- Consolidated with the 407th Bombardment Squadron on 15 September 1985
- Inactivated on 1 October 1990.
- 92nd Bombardment Group, 1 March 1942 – 28 February 1946
- 407th Strategic Fighter Wing, 18 December 1953
- 4061st Air Refueling Wing, 1 July 1957 – 15 July 1961
- Strategic Air Command, 26 January 1962 (not organized)
- 19th Bombardment Wing, 1 April 1962
- 42nd Bombardment Wing, 2 July 1968 – 1 October 1990
- Barksdale Field, Louisiana, 1 March 1942
- MacDill Field, Florida, 26 March 1942
- Sarasota Army Air Field, Florida, 18 May – July 1942
- RAF Bovingdon (AAF-112), England, August 1942
- RAF Alconbury (AAF-102), England, January 1943
- RAF Podington (AAF-109), England, 15 September 1943
- Istres Air Base (Y-17), France, June 1945 – 28 February 1946
- Great Falls Air Force Base (later Malmstrom Air Force Base), Montana, 18 December 1953 – 15 July 1961
- Homestead Air Force Base, Florida, 1 April 1962
- Loring Air Force Base, Maine, 2 July 1968 – 1 October 1990
- Explanatory notes
- Aircraft is Boeing KC-135A Stratotanker, serial number 61-325. Taken at RAF Mildenhall on 7 September 1986.
- Aircraft is Boeing B-17F-80-BO, serial 42-29996 "Flag Ship" at Alconbury. This aircraft was lost on 16 November 1943, commanded by 2Lt Joseph F Thornton, of the crew; 1 evaded capture, 9 became POWs. Missing Aircrew Report 1384.
- Maurer, Combat Squadrons, p. 498
- "Air Force Personnel Services: Unit Awards". Air Force Personnel Center. Retrieved 14 September 2020. (search)
- Department of the Air Force/MPM Letter 662q, 19 September 1985, Subject: Reconstitution, Redesignation, and Consolidation of Selected Air Force Tactical Squadrons
- Station number in Anderson, p. 20.
- Station number in Anderson, p. 19.
- station number in Johnson, p. 27.
- Station information through 1946 in Maurer, Combat Squadrons, p. 498, except as noted.
- Mueller, p. 361
- Mueller, p. 256
- Mueller, p. 329
- Anderson, Capt. Barry (1985). Army Air Forces Stations: A Guide to the Stations Where U.S. Army Air Forces Personnel Served in the United Kingdom During World War II (PDF). Maxwell AFB, AL: Research Division, USAF Historical Research Center. Archived from the original (PDF) on 23 January 2016. Retrieved 28 June 2017.
- Johnson, 1st Lt. David C. (1988). U.S. Army Air Forces Continental Airfields (ETO) D-Day to V-E Day (PDF). Maxwell AFB, AL: Research Division, USAF Historical Research Center. Archived from the original (PDF) on 29 September 2015. Retrieved 26 June 2017.
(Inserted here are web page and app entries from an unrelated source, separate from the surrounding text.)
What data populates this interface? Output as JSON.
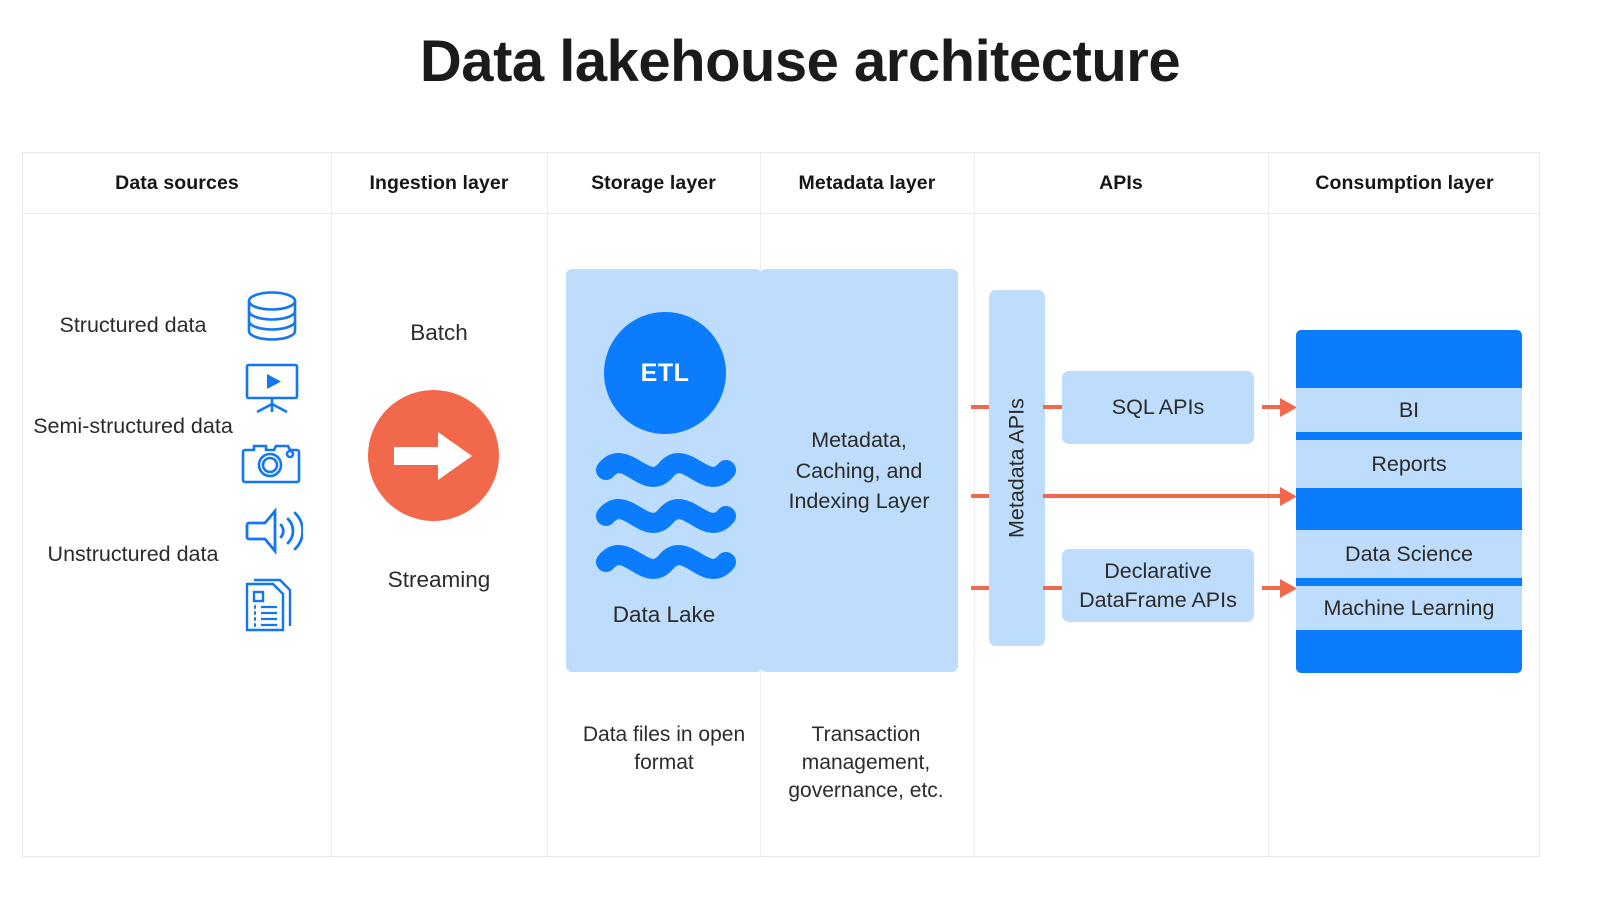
{
  "title": "Data lakehouse architecture",
  "columns": [
    {
      "id": "data-sources",
      "label": "Data sources"
    },
    {
      "id": "ingestion-layer",
      "label": "Ingestion layer"
    },
    {
      "id": "storage-layer",
      "label": "Storage layer"
    },
    {
      "id": "metadata-layer",
      "label": "Metadata layer"
    },
    {
      "id": "apis",
      "label": "APIs"
    },
    {
      "id": "consumption-layer",
      "label": "Consumption layer"
    }
  ],
  "data_sources": {
    "labels": [
      {
        "text": "Structured data"
      },
      {
        "text": "Semi-structured data"
      },
      {
        "text": "Unstructured data"
      }
    ],
    "icons": [
      {
        "name": "database-icon"
      },
      {
        "name": "video-presentation-icon"
      },
      {
        "name": "camera-icon"
      },
      {
        "name": "audio-speaker-icon"
      },
      {
        "name": "document-icon"
      }
    ]
  },
  "ingestion": {
    "top_label": "Batch",
    "bottom_label": "Streaming",
    "arrow_icon": "arrow-right-icon"
  },
  "storage": {
    "etl_label": "ETL",
    "lake_label": "Data Lake",
    "footer": "Data files in open format"
  },
  "metadata": {
    "panel_text": "Metadata, Caching, and Indexing Layer",
    "footer": "Transaction management, governance, etc."
  },
  "apis": {
    "metadata_apis_label": "Metadata APIs",
    "sql_apis_label": "SQL APIs",
    "dataframe_apis_label": "Declarative DataFrame APIs"
  },
  "consumption": {
    "items": [
      {
        "label": "BI"
      },
      {
        "label": "Reports"
      },
      {
        "label": "Data Science"
      },
      {
        "label": "Machine Learning"
      }
    ]
  },
  "colors": {
    "blue": "#0b7cfb",
    "light_blue": "#bedcfb",
    "orange": "#f1694a",
    "grid_line": "#ececec",
    "text": "#2b2b2b"
  }
}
- Maurer, Maurer, ed. (1983) . Air Force Combat Units of World War II (PDF) (reprint ed.). Washington, DC: Office of Air Force History. ISBN 0-912799-02-1. LCCN 61060979. Retrieved 17 December 2016.
- Maurer, Maurer, ed. (1982) . Combat Squadrons of the Air Force, World War II (PDF) (reprint ed.). Washington, DC: Office of Air Force History. ISBN 0-405-12194-6. LCCN 70605402. OCLC 72556.
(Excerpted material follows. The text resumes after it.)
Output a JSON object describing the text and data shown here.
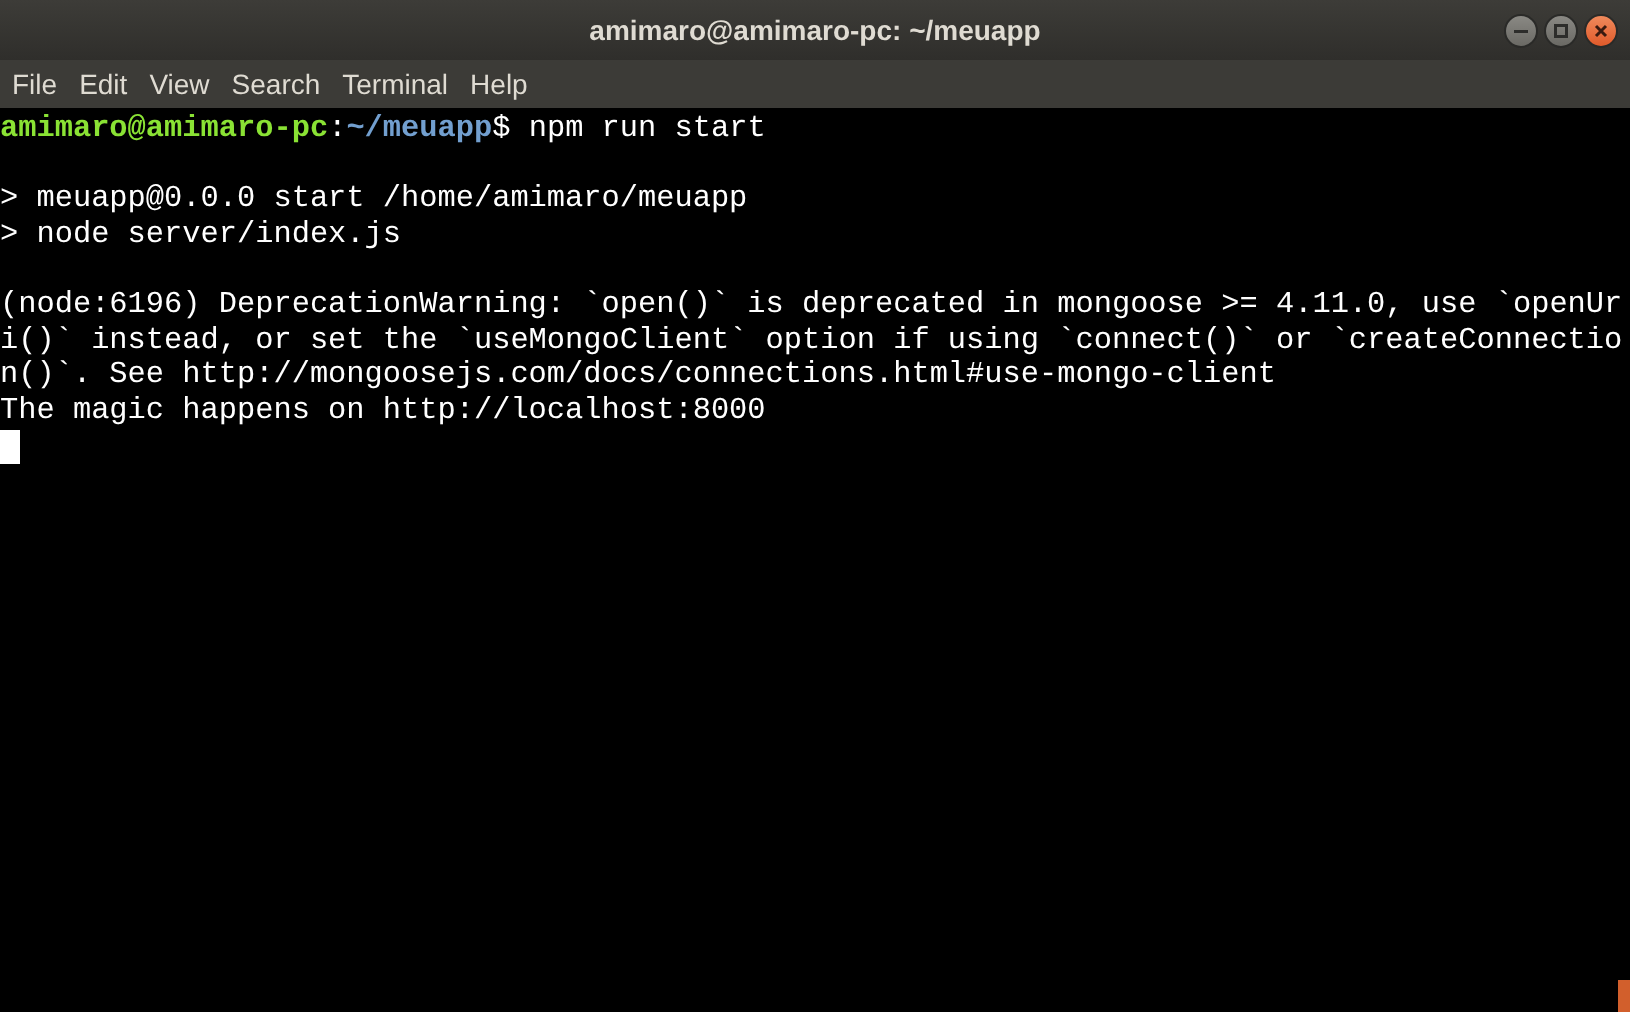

- Mueller, Robert (1989). Air Force Bases, Vol. I, Active Air Force Bases Within the United States of America on 17 September 1982 (PDF). Washington, DC: Office of Air Force History. ISBN 0-912799-53-6. Retrieved 17 December 2016.
- Ravenstein, Charles A. (1984). Air Force Combat Wings, Lineage & Honors Histories 1947-1977 (PDF). Washington, DC: Office of Air Force History. ISBN 0-912799-12-9. Retrieved 17 December 2016.
- Smith, Richard K. (1998). Seventy-Five Years of Inflight Refueling: Highlights, 1923-1998 (PDF). Air Force History and Museums Program. Washington, DC: Government Printing Office. Retrieved 17 December 2016.
- History of the 407th Air Refueling Squadron